▶ _Your objective_
Pull every line containing "screenshot" from the data.

▶ _Material provided_
....................

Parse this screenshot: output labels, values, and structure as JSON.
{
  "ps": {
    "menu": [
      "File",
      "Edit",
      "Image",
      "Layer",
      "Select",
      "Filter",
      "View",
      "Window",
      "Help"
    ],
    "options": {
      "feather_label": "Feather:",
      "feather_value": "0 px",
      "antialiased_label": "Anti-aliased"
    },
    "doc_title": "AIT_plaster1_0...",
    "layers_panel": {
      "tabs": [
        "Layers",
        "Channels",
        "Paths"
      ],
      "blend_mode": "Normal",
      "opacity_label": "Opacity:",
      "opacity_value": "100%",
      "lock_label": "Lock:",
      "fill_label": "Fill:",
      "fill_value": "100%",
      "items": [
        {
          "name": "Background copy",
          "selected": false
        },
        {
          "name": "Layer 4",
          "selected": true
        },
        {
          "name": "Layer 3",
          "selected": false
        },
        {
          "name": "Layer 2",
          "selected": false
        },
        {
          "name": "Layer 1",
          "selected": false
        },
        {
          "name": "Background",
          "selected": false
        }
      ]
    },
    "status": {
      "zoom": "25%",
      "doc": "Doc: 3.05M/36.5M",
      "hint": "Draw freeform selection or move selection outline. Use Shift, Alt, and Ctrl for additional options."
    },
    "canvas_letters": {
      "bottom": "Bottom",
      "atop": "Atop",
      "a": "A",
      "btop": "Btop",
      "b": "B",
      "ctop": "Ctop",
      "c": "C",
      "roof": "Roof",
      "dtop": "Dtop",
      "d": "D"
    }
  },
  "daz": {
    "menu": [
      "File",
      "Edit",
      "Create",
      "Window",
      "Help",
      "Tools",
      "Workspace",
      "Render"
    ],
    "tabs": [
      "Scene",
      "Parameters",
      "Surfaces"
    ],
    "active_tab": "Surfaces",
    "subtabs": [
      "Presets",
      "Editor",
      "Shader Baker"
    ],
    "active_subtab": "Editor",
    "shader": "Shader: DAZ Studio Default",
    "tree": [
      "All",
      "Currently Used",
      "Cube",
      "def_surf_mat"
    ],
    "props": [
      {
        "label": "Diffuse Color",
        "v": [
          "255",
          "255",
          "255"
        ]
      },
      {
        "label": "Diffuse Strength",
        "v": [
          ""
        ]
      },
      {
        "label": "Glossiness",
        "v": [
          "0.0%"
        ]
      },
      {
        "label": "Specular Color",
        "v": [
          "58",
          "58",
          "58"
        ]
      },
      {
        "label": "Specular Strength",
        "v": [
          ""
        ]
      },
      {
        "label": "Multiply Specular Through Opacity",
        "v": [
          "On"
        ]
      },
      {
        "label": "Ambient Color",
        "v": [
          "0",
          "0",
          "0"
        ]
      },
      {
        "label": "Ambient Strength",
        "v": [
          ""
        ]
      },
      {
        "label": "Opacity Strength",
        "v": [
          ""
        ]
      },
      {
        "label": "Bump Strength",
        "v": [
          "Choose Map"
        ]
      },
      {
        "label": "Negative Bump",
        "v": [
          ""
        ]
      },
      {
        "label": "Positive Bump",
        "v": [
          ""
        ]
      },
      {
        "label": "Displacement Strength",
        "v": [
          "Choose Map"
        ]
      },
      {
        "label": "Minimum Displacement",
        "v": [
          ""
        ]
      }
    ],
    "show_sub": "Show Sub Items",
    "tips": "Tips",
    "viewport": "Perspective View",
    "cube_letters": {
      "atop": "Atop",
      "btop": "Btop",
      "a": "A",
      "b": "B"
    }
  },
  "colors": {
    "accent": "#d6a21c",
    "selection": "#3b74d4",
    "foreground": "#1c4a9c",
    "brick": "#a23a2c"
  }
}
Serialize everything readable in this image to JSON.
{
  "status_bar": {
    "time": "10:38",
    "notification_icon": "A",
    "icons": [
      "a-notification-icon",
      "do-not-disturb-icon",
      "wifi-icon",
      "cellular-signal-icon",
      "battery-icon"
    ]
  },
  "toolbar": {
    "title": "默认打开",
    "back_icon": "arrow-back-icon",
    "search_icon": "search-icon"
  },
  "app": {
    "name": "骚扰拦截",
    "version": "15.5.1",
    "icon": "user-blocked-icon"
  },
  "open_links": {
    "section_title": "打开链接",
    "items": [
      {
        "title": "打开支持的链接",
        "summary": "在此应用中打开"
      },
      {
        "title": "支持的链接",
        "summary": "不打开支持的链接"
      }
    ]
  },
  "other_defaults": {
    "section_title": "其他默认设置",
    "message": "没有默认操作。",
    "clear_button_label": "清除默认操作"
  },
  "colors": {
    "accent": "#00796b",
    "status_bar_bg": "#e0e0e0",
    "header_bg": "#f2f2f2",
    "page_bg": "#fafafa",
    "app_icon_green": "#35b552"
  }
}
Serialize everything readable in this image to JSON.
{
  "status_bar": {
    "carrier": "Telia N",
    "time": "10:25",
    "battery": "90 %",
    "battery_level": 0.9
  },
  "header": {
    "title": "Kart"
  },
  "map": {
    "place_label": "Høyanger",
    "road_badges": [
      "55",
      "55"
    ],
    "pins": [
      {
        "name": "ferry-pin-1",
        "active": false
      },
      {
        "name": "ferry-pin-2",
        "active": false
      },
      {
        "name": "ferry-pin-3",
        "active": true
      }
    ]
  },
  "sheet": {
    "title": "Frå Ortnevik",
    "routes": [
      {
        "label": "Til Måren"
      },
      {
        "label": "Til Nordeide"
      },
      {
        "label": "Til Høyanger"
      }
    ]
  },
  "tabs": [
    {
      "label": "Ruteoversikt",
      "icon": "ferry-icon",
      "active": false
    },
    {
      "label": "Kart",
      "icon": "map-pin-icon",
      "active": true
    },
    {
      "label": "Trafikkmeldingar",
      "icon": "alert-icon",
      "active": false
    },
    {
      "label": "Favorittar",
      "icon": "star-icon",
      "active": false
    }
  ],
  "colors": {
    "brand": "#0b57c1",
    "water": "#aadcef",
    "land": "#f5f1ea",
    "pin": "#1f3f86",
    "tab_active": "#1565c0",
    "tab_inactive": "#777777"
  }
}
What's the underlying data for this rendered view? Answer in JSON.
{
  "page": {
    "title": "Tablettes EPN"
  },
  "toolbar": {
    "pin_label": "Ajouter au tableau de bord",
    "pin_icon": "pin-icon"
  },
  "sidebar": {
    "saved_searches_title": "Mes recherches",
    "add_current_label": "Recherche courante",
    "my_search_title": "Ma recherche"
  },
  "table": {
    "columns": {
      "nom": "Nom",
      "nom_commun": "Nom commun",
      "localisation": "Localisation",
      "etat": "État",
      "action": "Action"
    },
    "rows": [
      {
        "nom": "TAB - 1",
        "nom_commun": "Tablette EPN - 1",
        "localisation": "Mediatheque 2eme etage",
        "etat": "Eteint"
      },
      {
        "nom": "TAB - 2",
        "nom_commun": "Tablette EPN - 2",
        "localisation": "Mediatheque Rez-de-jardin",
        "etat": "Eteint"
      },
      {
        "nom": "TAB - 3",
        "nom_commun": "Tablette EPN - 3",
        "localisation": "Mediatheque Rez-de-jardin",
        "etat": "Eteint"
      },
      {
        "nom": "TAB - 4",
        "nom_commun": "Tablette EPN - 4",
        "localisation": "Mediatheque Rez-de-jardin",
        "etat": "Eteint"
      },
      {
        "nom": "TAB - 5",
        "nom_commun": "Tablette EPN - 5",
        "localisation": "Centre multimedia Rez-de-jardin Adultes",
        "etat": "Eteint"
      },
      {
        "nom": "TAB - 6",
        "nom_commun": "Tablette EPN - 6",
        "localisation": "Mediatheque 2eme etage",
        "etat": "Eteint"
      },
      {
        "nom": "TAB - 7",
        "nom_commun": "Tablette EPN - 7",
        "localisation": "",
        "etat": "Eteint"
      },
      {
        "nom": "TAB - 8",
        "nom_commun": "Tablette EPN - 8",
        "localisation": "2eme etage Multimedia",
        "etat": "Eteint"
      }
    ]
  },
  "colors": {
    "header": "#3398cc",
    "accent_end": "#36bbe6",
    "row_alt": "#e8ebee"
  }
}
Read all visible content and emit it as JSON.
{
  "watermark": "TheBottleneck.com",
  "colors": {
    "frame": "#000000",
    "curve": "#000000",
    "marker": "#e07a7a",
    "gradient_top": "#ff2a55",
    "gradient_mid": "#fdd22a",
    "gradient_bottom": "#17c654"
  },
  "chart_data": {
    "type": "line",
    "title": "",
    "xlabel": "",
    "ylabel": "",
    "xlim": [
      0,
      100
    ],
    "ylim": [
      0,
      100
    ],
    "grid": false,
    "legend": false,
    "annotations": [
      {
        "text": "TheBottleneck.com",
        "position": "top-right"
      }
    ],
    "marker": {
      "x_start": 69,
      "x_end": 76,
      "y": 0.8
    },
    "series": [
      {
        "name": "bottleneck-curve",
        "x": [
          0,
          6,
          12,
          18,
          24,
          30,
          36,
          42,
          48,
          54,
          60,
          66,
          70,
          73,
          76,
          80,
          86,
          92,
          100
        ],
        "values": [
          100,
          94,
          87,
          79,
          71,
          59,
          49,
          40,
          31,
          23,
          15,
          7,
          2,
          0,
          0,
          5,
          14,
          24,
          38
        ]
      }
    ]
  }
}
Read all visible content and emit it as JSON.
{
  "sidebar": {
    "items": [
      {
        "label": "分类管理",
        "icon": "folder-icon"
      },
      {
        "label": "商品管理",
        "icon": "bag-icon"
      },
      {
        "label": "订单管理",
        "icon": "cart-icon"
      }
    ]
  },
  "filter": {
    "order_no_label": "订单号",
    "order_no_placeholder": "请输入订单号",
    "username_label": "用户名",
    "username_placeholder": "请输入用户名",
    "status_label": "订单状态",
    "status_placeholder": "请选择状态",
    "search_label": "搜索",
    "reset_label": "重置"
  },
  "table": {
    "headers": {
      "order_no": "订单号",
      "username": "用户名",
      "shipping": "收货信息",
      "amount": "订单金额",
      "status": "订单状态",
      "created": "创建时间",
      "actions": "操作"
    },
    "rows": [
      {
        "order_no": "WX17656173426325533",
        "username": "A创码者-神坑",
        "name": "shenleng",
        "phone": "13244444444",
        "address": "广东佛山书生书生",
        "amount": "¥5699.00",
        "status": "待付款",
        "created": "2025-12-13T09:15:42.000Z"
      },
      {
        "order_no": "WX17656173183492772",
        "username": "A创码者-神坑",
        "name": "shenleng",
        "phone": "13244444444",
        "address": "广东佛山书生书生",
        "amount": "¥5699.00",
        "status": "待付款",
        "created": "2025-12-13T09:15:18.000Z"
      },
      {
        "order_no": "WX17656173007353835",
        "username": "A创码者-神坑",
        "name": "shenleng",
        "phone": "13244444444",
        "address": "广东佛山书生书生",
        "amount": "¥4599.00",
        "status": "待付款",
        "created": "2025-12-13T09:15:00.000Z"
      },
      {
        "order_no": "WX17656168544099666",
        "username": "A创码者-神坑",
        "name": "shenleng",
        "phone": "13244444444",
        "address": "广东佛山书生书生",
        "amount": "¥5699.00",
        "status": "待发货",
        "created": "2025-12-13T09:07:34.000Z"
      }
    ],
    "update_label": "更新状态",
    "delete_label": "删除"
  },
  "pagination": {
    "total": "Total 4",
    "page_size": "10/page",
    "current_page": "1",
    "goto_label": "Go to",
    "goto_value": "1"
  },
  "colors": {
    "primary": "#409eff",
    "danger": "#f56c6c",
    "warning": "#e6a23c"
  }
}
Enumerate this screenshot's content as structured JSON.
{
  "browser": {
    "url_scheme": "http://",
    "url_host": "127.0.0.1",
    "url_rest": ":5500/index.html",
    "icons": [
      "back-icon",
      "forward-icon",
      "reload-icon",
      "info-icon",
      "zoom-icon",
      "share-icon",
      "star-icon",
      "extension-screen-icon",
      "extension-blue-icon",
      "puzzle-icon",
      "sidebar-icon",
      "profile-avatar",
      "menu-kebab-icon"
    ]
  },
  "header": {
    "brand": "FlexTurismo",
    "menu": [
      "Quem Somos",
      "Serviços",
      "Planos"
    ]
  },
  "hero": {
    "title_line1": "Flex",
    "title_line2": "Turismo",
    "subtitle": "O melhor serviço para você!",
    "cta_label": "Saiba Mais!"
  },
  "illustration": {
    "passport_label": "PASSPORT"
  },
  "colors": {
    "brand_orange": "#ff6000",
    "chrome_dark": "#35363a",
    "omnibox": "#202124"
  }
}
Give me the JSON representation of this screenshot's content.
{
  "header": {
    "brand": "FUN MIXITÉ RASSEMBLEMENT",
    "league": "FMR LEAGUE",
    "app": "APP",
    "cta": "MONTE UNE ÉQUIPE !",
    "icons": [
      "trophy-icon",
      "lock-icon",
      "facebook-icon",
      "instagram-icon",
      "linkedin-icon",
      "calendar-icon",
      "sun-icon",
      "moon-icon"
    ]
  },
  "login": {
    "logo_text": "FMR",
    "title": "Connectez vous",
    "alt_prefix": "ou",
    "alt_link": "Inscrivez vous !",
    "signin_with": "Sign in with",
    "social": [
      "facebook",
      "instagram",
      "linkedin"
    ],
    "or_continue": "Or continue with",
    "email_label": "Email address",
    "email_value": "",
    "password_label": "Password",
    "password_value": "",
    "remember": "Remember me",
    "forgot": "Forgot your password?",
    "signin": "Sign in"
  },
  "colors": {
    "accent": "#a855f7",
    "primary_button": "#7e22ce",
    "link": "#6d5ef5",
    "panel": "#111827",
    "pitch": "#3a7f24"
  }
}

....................

▶ _Exercise solution_
Parse this screenshot: output labels, values, and structure as JSON.
Enumerate this screenshot's content as structured JSON.
Give me the JSON representation of this screenshot's content.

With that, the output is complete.